An Adelaide start-up business shows us that macarons are not only delicious, but also a great stress reliever (Image Source: @macarons_at_midnight)
By Viki Ntafillis | @viki_ntaf
When baked properly, these confections are small morsels of lighter-than-air heaven.
But what most people don’t know is that up until that first bite, macarons can be stressful, hair-pulling, and downright frustrating to make.
Macarons need to have a precise cookie-to-filling ratio, and need to be a little chewy, but not so soft that it’s mushy.
This can be difficult to achieve for certified chefs, let alone the everyday person.
However, for Beck Shefe, owner of Adelaide small business ‘Macarons at Midnight’, this is exactly why she loves making them.
“Macarons are something you need to be really in the moment for; you can’t be distracted when you’re making them because they are very unforgiving.”
In addition to being a macaron connoisseur, Ms Shefe also holds a nursing degree and a post-grad in mental health nursing; both from UniSA.
Being a full-time nurse, work can get pretty hectic for Ms Shefe, so the macarons are her outlet.
“I work in a community mental health service and have been a nurse for around 15 years,” she said.
“Baking for me is a really mindful practice. It’s about being in the moment, being really focussed, and not looking into the past or the future—just being ‘in’.
“Because everything has to be the exact weight and exact timing, baking macarons is a wonderful way to clear your head.

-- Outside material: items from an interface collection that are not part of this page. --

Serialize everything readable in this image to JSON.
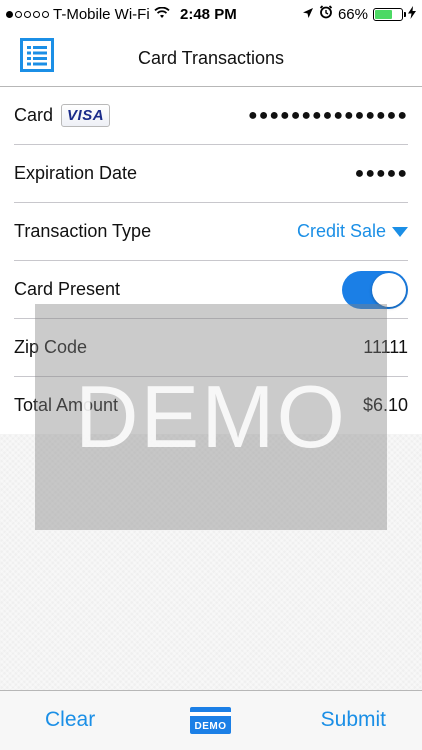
{
  "status_bar": {
    "carrier": "T-Mobile Wi-Fi",
    "time": "2:48 PM",
    "battery": "66%",
    "battery_level": 0.66,
    "signal_bars_filled": 1,
    "signal_bars_total": 5,
    "icons": [
      "wifi-icon",
      "location-arrow-icon",
      "alarm-clock-icon",
      "battery-icon",
      "charging-bolt-icon"
    ]
  },
  "nav": {
    "title": "Card Transactions",
    "menu_icon": "list-menu-icon"
  },
  "form": {
    "card": {
      "label": "Card",
      "brand": "VISA",
      "value": "●●●●●●●●●●●●●●●"
    },
    "expiration": {
      "label": "Expiration Date",
      "value": "●●●●●"
    },
    "transaction_type": {
      "label": "Transaction Type",
      "value": "Credit Sale"
    },
    "card_present": {
      "label": "Card Present",
      "on": true
    },
    "zip_code": {
      "label": "Zip Code",
      "value": "11111"
    },
    "total_amount": {
      "label": "Total Amount",
      "value": "$6.10"
    }
  },
  "overlay": {
    "text": "DEMO"
  },
  "toolbar": {
    "clear_label": "Clear",
    "card_label": "DEMO",
    "submit_label": "Submit"
  },
  "colors": {
    "accent": "#1b8fe6",
    "toggle_on": "#1b7fe6",
    "battery_fill": "#4cd964"
  }
}
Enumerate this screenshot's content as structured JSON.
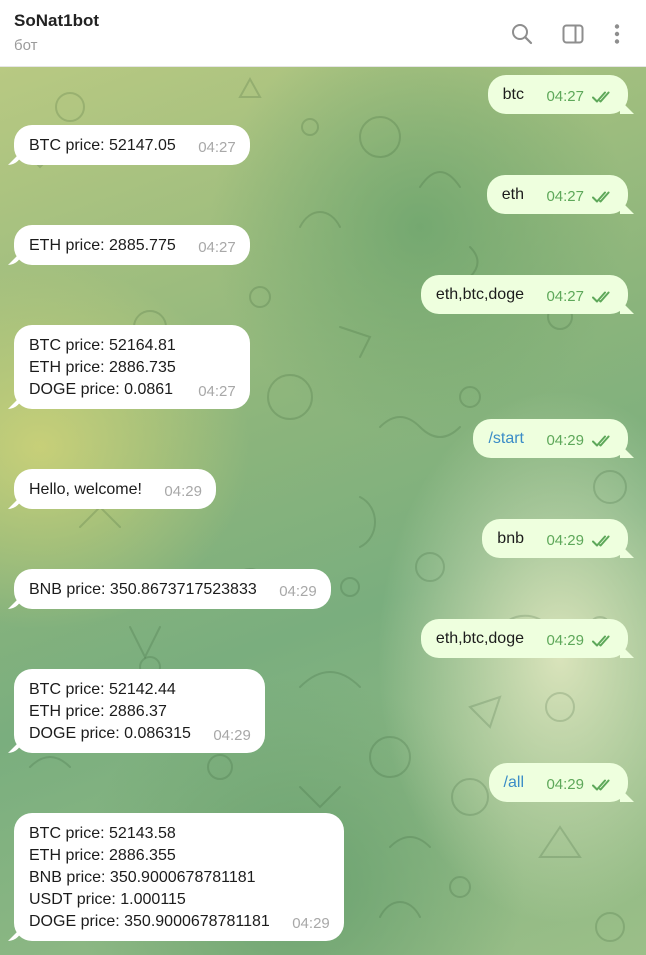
{
  "header": {
    "title": "SoNat1bot",
    "subtitle": "бот",
    "search_icon": "search-icon",
    "sidebar_icon": "sidebar-toggle-icon",
    "menu_icon": "more-vertical-icon"
  },
  "colors": {
    "incoming_bubble": "#ffffff",
    "outgoing_bubble": "#eeffde",
    "outgoing_time": "#5ea85a",
    "incoming_time": "#a8a8a8",
    "command_link": "#3a8cc7"
  },
  "messages": [
    {
      "dir": "out",
      "text": "btc",
      "time": "04:27",
      "read": true
    },
    {
      "dir": "in",
      "text": "BTC price: 52147.05",
      "time": "04:27"
    },
    {
      "dir": "out",
      "text": "eth",
      "time": "04:27",
      "read": true
    },
    {
      "dir": "in",
      "text": "ETH price: 2885.775",
      "time": "04:27"
    },
    {
      "dir": "out",
      "text": "eth,btc,doge",
      "time": "04:27",
      "read": true
    },
    {
      "dir": "in",
      "text": "BTC price: 52164.81\nETH price: 2886.735\nDOGE price: 0.0861",
      "time": "04:27"
    },
    {
      "dir": "out",
      "text": "/start",
      "time": "04:29",
      "read": true,
      "command": true
    },
    {
      "dir": "in",
      "text": "Hello, welcome!",
      "time": "04:29"
    },
    {
      "dir": "out",
      "text": "bnb",
      "time": "04:29",
      "read": true
    },
    {
      "dir": "in",
      "text": "BNB price: 350.8673717523833",
      "time": "04:29"
    },
    {
      "dir": "out",
      "text": "eth,btc,doge",
      "time": "04:29",
      "read": true
    },
    {
      "dir": "in",
      "text": "BTC price: 52142.44\nETH price: 2886.37\nDOGE price: 0.086315",
      "time": "04:29"
    },
    {
      "dir": "out",
      "text": "/all",
      "time": "04:29",
      "read": true,
      "command": true
    },
    {
      "dir": "in",
      "text": "BTC price: 52143.58\nETH price: 2886.355\nBNB price: 350.9000678781181\nUSDT price: 1.000115\nDOGE price: 350.9000678781181",
      "time": "04:29"
    }
  ]
}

“No matter what you’ve had going on, you can come home, bake a batch, and then whatever has happened during the day has gone.
“It’s wonderful to be able to have that time where that’s all you concentrate on.”
Ms Shefe said setting up market stalls was also a highlight of running her business.
“I like the atmosphere of markets, and it’s allowed me to share macarons with a whole different bunch of people,” she said.
“I love getting out, meeting people, and getting feedback on different flavours”
“Also, going to markets has shown me the real importance of buying local, meeting the makers, and considering where you’re buying from; whether it’s your groceries, clothes or homewares.
“It’s also great for the buyer as they get a truly personal experience and can get items made just for them, like my macarons suiting colour themes for birthday parties.”
Ms Shefe said that each batch takes about two hours to make and, depending on where she is setting up her stall, she could make 6-12 batches for a market.
While this is what inspired the name of her business, Ms Shefe said coming up with the name was definitely a challenge.
“I can bake, I can make new flavours, but coming up with the name was the hardest,” she said.
“I had so many names and then I’d look on the ABN website and they’d be taken.
“I originally wanted ‘Return of the Mac’ as a flashback to the ’90s, but that was taken.”
Looking back, Ms Shefe said her macaron craze started around four years ago.
“My friend was having a kitchen tea for her wedding, so I thought I better cook up something special for it, so that’s when I started and then I just really loved it,” she said.
“There are only so many you can make for your family and friends. They’ve never said no, but I thought that I needed to expand to other people as well.
“My husband is a big support; he does all my photography and manages my Instagram.”
As for her favourite flavour, it would be impossible to just pick one.
“My favourites are lemon buttercream, just because it’s so light and underrated, and caramel; I could eat that straight out of the bowl,” Ms Shefe said.
Some of the other flavours on offer are milk chocolate and strawberry, cookies and cream, berry cheesecake, and even redskin.
You can catch “Macarons at Midnight” 6-9pm Friday, September 27 at My House Your House’s ‘Spring Fling’ Festival.
Ms Shefe will also be at Tea Tree Gully on October 12 at the Norwood Pipsqueak Markets, and at Gilles at the Grounds once again on October 20.